YOUR OBJECTIVE ::
Each line below is to be copied exactly; images do not go into the copy.

:: RAW DATA

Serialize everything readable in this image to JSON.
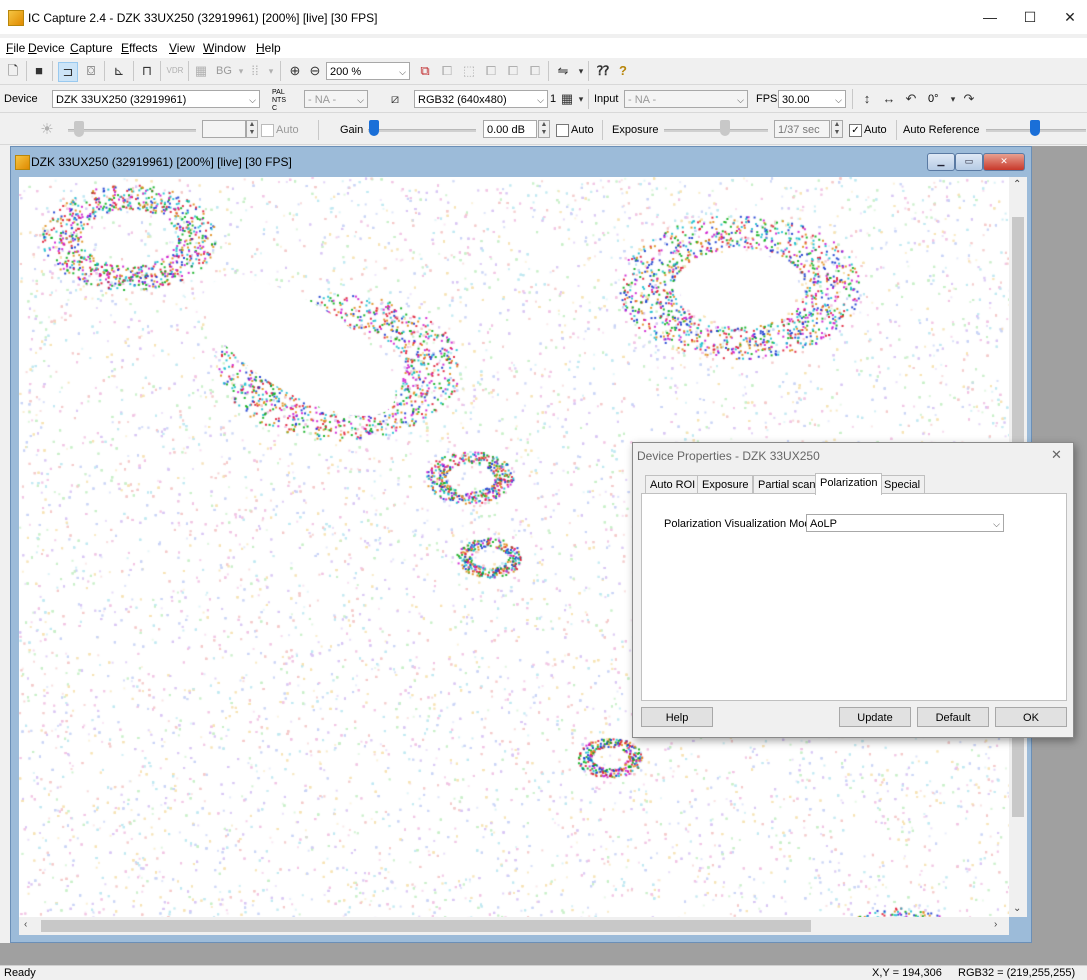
{
  "window": {
    "title": "IC Capture 2.4 - DZK 33UX250 (32919961) [200%]  [live]  [30 FPS]",
    "minimize": "—",
    "maximize": "☐",
    "close": "✕"
  },
  "menu": [
    "File",
    "Device",
    "Capture",
    "Effects",
    "View",
    "Window",
    "Help"
  ],
  "toolbar1": {
    "zoom_value": "200 %",
    "bg_label": "BG"
  },
  "toolbar2": {
    "device_label": "Device",
    "device_value": "DZK 33UX250 (32919961)",
    "pal_ntsc": "PAL NTSC",
    "video_norm_value": "- NA -",
    "format_value": "RGB32 (640x480)",
    "frames_label": "1",
    "input_label": "Input",
    "input_value": "- NA -",
    "fps_label": "FPS",
    "fps_value": "30.00",
    "rotation_value": "0°"
  },
  "toolbar3": {
    "brightness_auto": "Auto",
    "gain_label": "Gain",
    "gain_value": "0.00 dB",
    "gain_auto": "Auto",
    "exposure_label": "Exposure",
    "exposure_value": "1/37 sec",
    "exposure_auto": "Auto",
    "auto_reference_label": "Auto Reference"
  },
  "child_window": {
    "title": "DZK 33UX250 (32919961) [200%]  [live]  [30 FPS]"
  },
  "dialog": {
    "title": "Device Properties - DZK 33UX250",
    "tabs": [
      "Auto ROI",
      "Exposure",
      "Partial scan",
      "Polarization",
      "Special"
    ],
    "selected_tab": "Polarization",
    "field_label": "Polarization Visualization Mode",
    "field_value": "AoLP",
    "buttons": {
      "help": "Help",
      "update": "Update",
      "default": "Default",
      "ok": "OK"
    }
  },
  "status": {
    "left": "Ready",
    "coords": "X,Y = 194,306",
    "rgb": "RGB32 = (219,255,255)"
  },
  "colors": {
    "accent": "#1a6fd8",
    "mdi_frame": "#9cbbd9",
    "mdi_close": "#c8382a",
    "workspace": "#a0a0a0"
  }
}
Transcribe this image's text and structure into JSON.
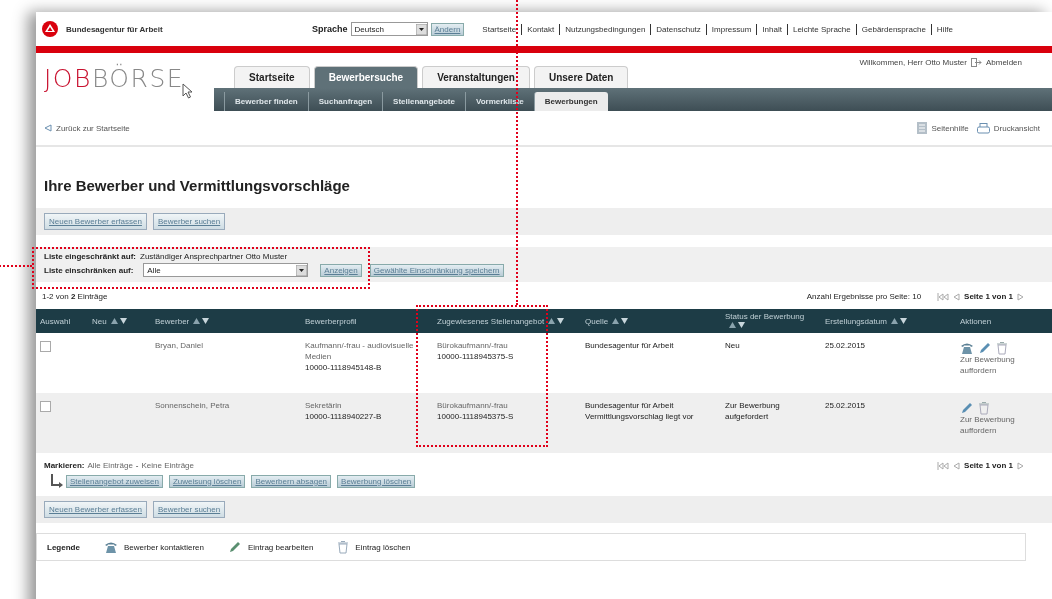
{
  "header": {
    "agency": "Bundesagentur für Arbeit",
    "language_label": "Sprache",
    "language_value": "Deutsch",
    "language_button": "Ändern",
    "links": [
      "Startseite",
      "Kontakt",
      "Nutzungsbedingungen",
      "Datenschutz",
      "Impressum",
      "Inhalt",
      "Leichte Sprache",
      "Gebärdensprache",
      "Hilfe"
    ]
  },
  "logo": {
    "accent": "JOB",
    "rest": "BÖRSE"
  },
  "user": {
    "welcome": "Willkommen, Herr Otto Muster",
    "logout": "Abmelden"
  },
  "tabs": [
    {
      "label": "Startseite",
      "selected": false
    },
    {
      "label": "Bewerbersuche",
      "selected": true
    },
    {
      "label": "Veranstaltungen",
      "selected": false
    },
    {
      "label": "Unsere Daten",
      "selected": false
    }
  ],
  "subtabs": [
    {
      "label": "Bewerber finden",
      "selected": false
    },
    {
      "label": "Suchanfragen",
      "selected": false
    },
    {
      "label": "Stellenangebote",
      "selected": false
    },
    {
      "label": "Vormerkliste",
      "selected": false
    },
    {
      "label": "Bewerbungen",
      "selected": true
    }
  ],
  "toolbar": {
    "back": "Zurück zur Startseite",
    "help": "Seitenhilfe",
    "print": "Druckansicht"
  },
  "title": "Ihre Bewerber und Vermittlungsvorschläge",
  "top_buttons": [
    "Neuen Bewerber erfassen",
    "Bewerber suchen"
  ],
  "filter": {
    "restricted_label": "Liste eingeschränkt auf:",
    "restricted_value": "Zuständiger Ansprechpartner Otto Muster",
    "restrict_label": "Liste einschränken auf:",
    "select_value": "Alle",
    "buttons": [
      "Anzeigen",
      "Gewählte Einschränkung speichern"
    ]
  },
  "count": "1-2 von **2** Einträge",
  "per_page": "Anzahl Ergebnisse pro Seite: 10",
  "pager": "Seite 1 von 1",
  "table": {
    "columns": [
      {
        "label": "Auswahl",
        "sortable": false
      },
      {
        "label": "Neu",
        "sortable": true
      },
      {
        "label": "Bewerber",
        "sortable": true
      },
      {
        "label": "Bewerberprofil",
        "sortable": false
      },
      {
        "label": "Zugewiesenes Stellenangebot",
        "sortable": true
      },
      {
        "label": "Quelle",
        "sortable": true
      },
      {
        "label": "Status der Bewerbung",
        "sortable": true
      },
      {
        "label": "Erstellungsdatum",
        "sortable": true
      },
      {
        "label": "Aktionen",
        "sortable": false
      }
    ],
    "rows": [
      {
        "checked": false,
        "applicant": "Bryan, Daniel",
        "profile": "Kaufmann/-frau - audiovisuelle Medien",
        "profile_ref": "10000-1118945148-B",
        "offer": "Bürokaufmann/-frau",
        "offer_ref": "10000-1118945375-S",
        "source": "Bundesagentur für Arbeit",
        "status": "Neu",
        "date": "25.02.2015",
        "actions": [
          {
            "kind": "contact"
          },
          {
            "kind": "edit"
          },
          {
            "kind": "delete"
          }
        ],
        "action_link": "Zur Bewerbung auffordern"
      },
      {
        "checked": false,
        "applicant": "Sonnenschein, Petra",
        "profile": "Sekretärin",
        "profile_ref": "10000-1118940227-B",
        "offer": "Bürokaufmann/-frau",
        "offer_ref": "10000-1118945375-S",
        "source": "Bundesagentur für Arbeit Vermittlungsvorschlag liegt vor",
        "status": "Zur Bewerbung aufgefordert",
        "date": "25.02.2015",
        "actions": [
          {
            "kind": "edit"
          },
          {
            "kind": "delete"
          }
        ],
        "action_link": "Zur Bewerbung auffordern"
      }
    ]
  },
  "mark": {
    "label": "Markieren:",
    "all": "Alle Einträge",
    "separator": "-",
    "none": "Keine Einträge"
  },
  "bulk_buttons": [
    "Stellenangebot zuweisen",
    "Zuweisung löschen",
    "Bewerbern absagen",
    "Bewerbung löschen"
  ],
  "bottom_buttons": [
    "Neuen Bewerber erfassen",
    "Bewerber suchen"
  ],
  "pager_bottom": "Seite 1 von 1",
  "legend": {
    "label": "Legende",
    "items": [
      {
        "kind": "contact",
        "label": "Bewerber kontaktieren"
      },
      {
        "kind": "edit",
        "label": "Eintrag bearbeiten"
      },
      {
        "kind": "delete",
        "label": "Eintrag löschen"
      }
    ]
  }
}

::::

SOLUTION FOR THIS TASK ::
Serialize everything readable in this image to JSON.
{
  "window": {
    "title": "IC Capture 2.4 - DZK 33UX250 (32919961) [200%]  [live]  [30 FPS]",
    "minimize": "—",
    "maximize": "☐",
    "close": "✕"
  },
  "menu": [
    "File",
    "Device",
    "Capture",
    "Effects",
    "View",
    "Window",
    "Help"
  ],
  "toolbar1": {
    "zoom_value": "200 %",
    "bg_label": "BG"
  },
  "toolbar2": {
    "device_label": "Device",
    "device_value": "DZK 33UX250 (32919961)",
    "pal_ntsc": "PAL NTSC",
    "video_norm_value": "- NA -",
    "format_value": "RGB32 (640x480)",
    "frames_label": "1",
    "input_label": "Input",
    "input_value": "- NA -",
    "fps_label": "FPS",
    "fps_value": "30.00",
    "rotation_value": "0°"
  },
  "toolbar3": {
    "brightness_auto": "Auto",
    "gain_label": "Gain",
    "gain_value": "0.00 dB",
    "gain_auto": "Auto",
    "exposure_label": "Exposure",
    "exposure_value": "1/37 sec",
    "exposure_auto": "Auto",
    "auto_reference_label": "Auto Reference"
  },
  "child_window": {
    "title": "DZK 33UX250 (32919961) [200%]  [live]  [30 FPS]"
  },
  "dialog": {
    "title": "Device Properties - DZK 33UX250",
    "tabs": [
      "Auto ROI",
      "Exposure",
      "Partial scan",
      "Polarization",
      "Special"
    ],
    "selected_tab": "Polarization",
    "field_label": "Polarization Visualization Mode",
    "field_value": "AoLP",
    "buttons": {
      "help": "Help",
      "update": "Update",
      "default": "Default",
      "ok": "OK"
    }
  },
  "status": {
    "left": "Ready",
    "coords": "X,Y = 194,306",
    "rgb": "RGB32 = (219,255,255)"
  },
  "colors": {
    "accent": "#1a6fd8",
    "mdi_frame": "#9cbbd9",
    "mdi_close": "#c8382a",
    "workspace": "#a0a0a0"
  }
}
Transcribe this image's text and structure into JSON.
{
  "header": {
    "agency": "Bundesagentur für Arbeit",
    "language_label": "Sprache",
    "language_value": "Deutsch",
    "language_button": "Ändern",
    "links": [
      "Startseite",
      "Kontakt",
      "Nutzungsbedingungen",
      "Datenschutz",
      "Impressum",
      "Inhalt",
      "Leichte Sprache",
      "Gebärdensprache",
      "Hilfe"
    ]
  },
  "logo": {
    "accent": "JOB",
    "rest": "BÖRSE"
  },
  "user": {
    "welcome": "Willkommen, Herr Otto Muster",
    "logout": "Abmelden"
  },
  "tabs": [
    {
      "label": "Startseite",
      "selected": false
    },
    {
      "label": "Bewerbersuche",
      "selected": true
    },
    {
      "label": "Veranstaltungen",
      "selected": false
    },
    {
      "label": "Unsere Daten",
      "selected": false
    }
  ],
  "subtabs": [
    {
      "label": "Bewerber finden",
      "selected": false
    },
    {
      "label": "Suchanfragen",
      "selected": false
    },
    {
      "label": "Stellenangebote",
      "selected": false
    },
    {
      "label": "Vormerkliste",
      "selected": false
    },
    {
      "label": "Bewerbungen",
      "selected": true
    }
  ],
  "toolbar": {
    "back": "Zurück zur Startseite",
    "help": "Seitenhilfe",
    "print": "Druckansicht"
  },
  "title": "Ihre Bewerber und Vermittlungsvorschläge",
  "top_buttons": [
    "Neuen Bewerber erfassen",
    "Bewerber suchen"
  ],
  "filter": {
    "restricted_label": "Liste eingeschränkt auf:",
    "restricted_value": "Zuständiger Ansprechpartner Otto Muster",
    "restrict_label": "Liste einschränken auf:",
    "select_value": "Alle",
    "buttons": [
      "Anzeigen",
      "Gewählte Einschränkung speichern"
    ]
  },
  "count": "1-2 von **2** Einträge",
  "per_page": "Anzahl Ergebnisse pro Seite: 10",
  "pager": "Seite 1 von 1",
  "table": {
    "columns": [
      {
        "label": "Auswahl",
        "sortable": false
      },
      {
        "label": "Neu",
        "sortable": true
      },
      {
        "label": "Bewerber",
        "sortable": true
      },
      {
        "label": "Bewerberprofil",
        "sortable": false
      },
      {
        "label": "Zugewiesenes Stellenangebot",
        "sortable": true
      },
      {
        "label": "Quelle",
        "sortable": true
      },
      {
        "label": "Status der Bewerbung",
        "sortable": true
      },
      {
        "label": "Erstellungsdatum",
        "sortable": true
      },
      {
        "label": "Aktionen",
        "sortable": false
      }
    ],
    "rows": [
      {
        "checked": false,
        "applicant": "Bryan, Daniel",
        "profile": "Kaufmann/-frau - audiovisuelle Medien",
        "profile_ref": "10000-1118945148-B",
        "offer": "Bürokaufmann/-frau",
        "offer_ref": "10000-1118945375-S",
        "source": "Bundesagentur für Arbeit",
        "status": "Neu",
        "date": "25.02.2015",
        "actions": [
          {
            "kind": "contact"
          },
          {
            "kind": "edit"
          },
          {
            "kind": "delete"
          }
        ],
        "action_link": "Zur Bewerbung auffordern"
      },
      {
        "checked": false,
        "applicant": "Sonnenschein, Petra",
        "profile": "Sekretärin",
        "profile_ref": "10000-1118940227-B",
        "offer": "Bürokaufmann/-frau",
        "offer_ref": "10000-1118945375-S",
        "source": "Bundesagentur für Arbeit Vermittlungsvorschlag liegt vor",
        "status": "Zur Bewerbung aufgefordert",
        "date": "25.02.2015",
        "actions": [
          {
            "kind": "edit"
          },
          {
            "kind": "delete"
          }
        ],
        "action_link": "Zur Bewerbung auffordern"
      }
    ]
  },
  "mark": {
    "label": "Markieren:",
    "all": "Alle Einträge",
    "separator": "-",
    "none": "Keine Einträge"
  },
  "bulk_buttons": [
    "Stellenangebot zuweisen",
    "Zuweisung löschen",
    "Bewerbern absagen",
    "Bewerbung löschen"
  ],
  "bottom_buttons": [
    "Neuen Bewerber erfassen",
    "Bewerber suchen"
  ],
  "pager_bottom": "Seite 1 von 1",
  "legend": {
    "label": "Legende",
    "items": [
      {
        "kind": "contact",
        "label": "Bewerber kontaktieren"
      },
      {
        "kind": "edit",
        "label": "Eintrag bearbeiten"
      },
      {
        "kind": "delete",
        "label": "Eintrag löschen"
      }
    ]
  }
}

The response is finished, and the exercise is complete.